• _Your objective_
Leave the images out and write out each entry exactly as shown.

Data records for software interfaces
• • • • •

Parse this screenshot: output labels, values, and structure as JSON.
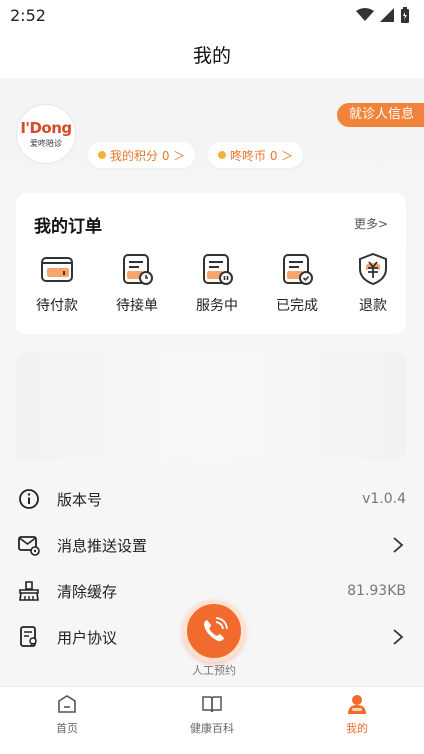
{
  "status_bar": {
    "time": "2:52"
  },
  "header": {
    "title": "我的"
  },
  "profile": {
    "patient_info_label": "就诊人信息",
    "avatar_logo_text": "I'Dong",
    "avatar_sub_text": "爱咚陪诊",
    "points_label": "我的积分 0 ＞",
    "coins_label": "咚咚币 0 ＞"
  },
  "orders": {
    "title": "我的订单",
    "more_label": "更多>",
    "items": [
      {
        "label": "待付款",
        "icon": "wallet-icon"
      },
      {
        "label": "待接单",
        "icon": "pending-order-icon"
      },
      {
        "label": "服务中",
        "icon": "in-service-icon"
      },
      {
        "label": "已完成",
        "icon": "completed-icon"
      },
      {
        "label": "退款",
        "icon": "refund-icon"
      }
    ]
  },
  "menu": {
    "items": [
      {
        "label": "版本号",
        "value": "v1.0.4",
        "icon": "info-icon"
      },
      {
        "label": "消息推送设置",
        "value": "",
        "icon": "message-settings-icon"
      },
      {
        "label": "清除缓存",
        "value": "81.93KB",
        "icon": "broom-icon"
      },
      {
        "label": "用户协议",
        "value": "",
        "icon": "agreement-icon"
      }
    ]
  },
  "call": {
    "label": "人工预约"
  },
  "tabs": [
    {
      "label": "首页",
      "icon": "home-icon"
    },
    {
      "label": "健康百科",
      "icon": "book-icon"
    },
    {
      "label": "我的",
      "icon": "profile-icon"
    }
  ],
  "colors": {
    "accent": "#f06b2d",
    "tag": "#f1843a"
  }
}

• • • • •

• _Expected answer_
Parse this screenshot: output labels, values, and structure as JSON.
{
  "status_bar": {
    "time": "2:52"
  },
  "header": {
    "title": "我的"
  },
  "profile": {
    "patient_info_label": "就诊人信息",
    "avatar_logo_text": "I'Dong",
    "avatar_sub_text": "爱咚陪诊",
    "points_label": "我的积分 0 ＞",
    "coins_label": "咚咚币 0 ＞"
  },
  "orders": {
    "title": "我的订单",
    "more_label": "更多>",
    "items": [
      {
        "label": "待付款",
        "icon": "wallet-icon"
      },
      {
        "label": "待接单",
        "icon": "pending-order-icon"
      },
      {
        "label": "服务中",
        "icon": "in-service-icon"
      },
      {
        "label": "已完成",
        "icon": "completed-icon"
      },
      {
        "label": "退款",
        "icon": "refund-icon"
      }
    ]
  },
  "menu": {
    "items": [
      {
        "label": "版本号",
        "value": "v1.0.4",
        "icon": "info-icon"
      },
      {
        "label": "消息推送设置",
        "value": "",
        "icon": "message-settings-icon"
      },
      {
        "label": "清除缓存",
        "value": "81.93KB",
        "icon": "broom-icon"
      },
      {
        "label": "用户协议",
        "value": "",
        "icon": "agreement-icon"
      }
    ]
  },
  "call": {
    "label": "人工预约"
  },
  "tabs": [
    {
      "label": "首页",
      "icon": "home-icon"
    },
    {
      "label": "健康百科",
      "icon": "book-icon"
    },
    {
      "label": "我的",
      "icon": "profile-icon"
    }
  ],
  "colors": {
    "accent": "#f06b2d",
    "tag": "#f1843a"
  }
}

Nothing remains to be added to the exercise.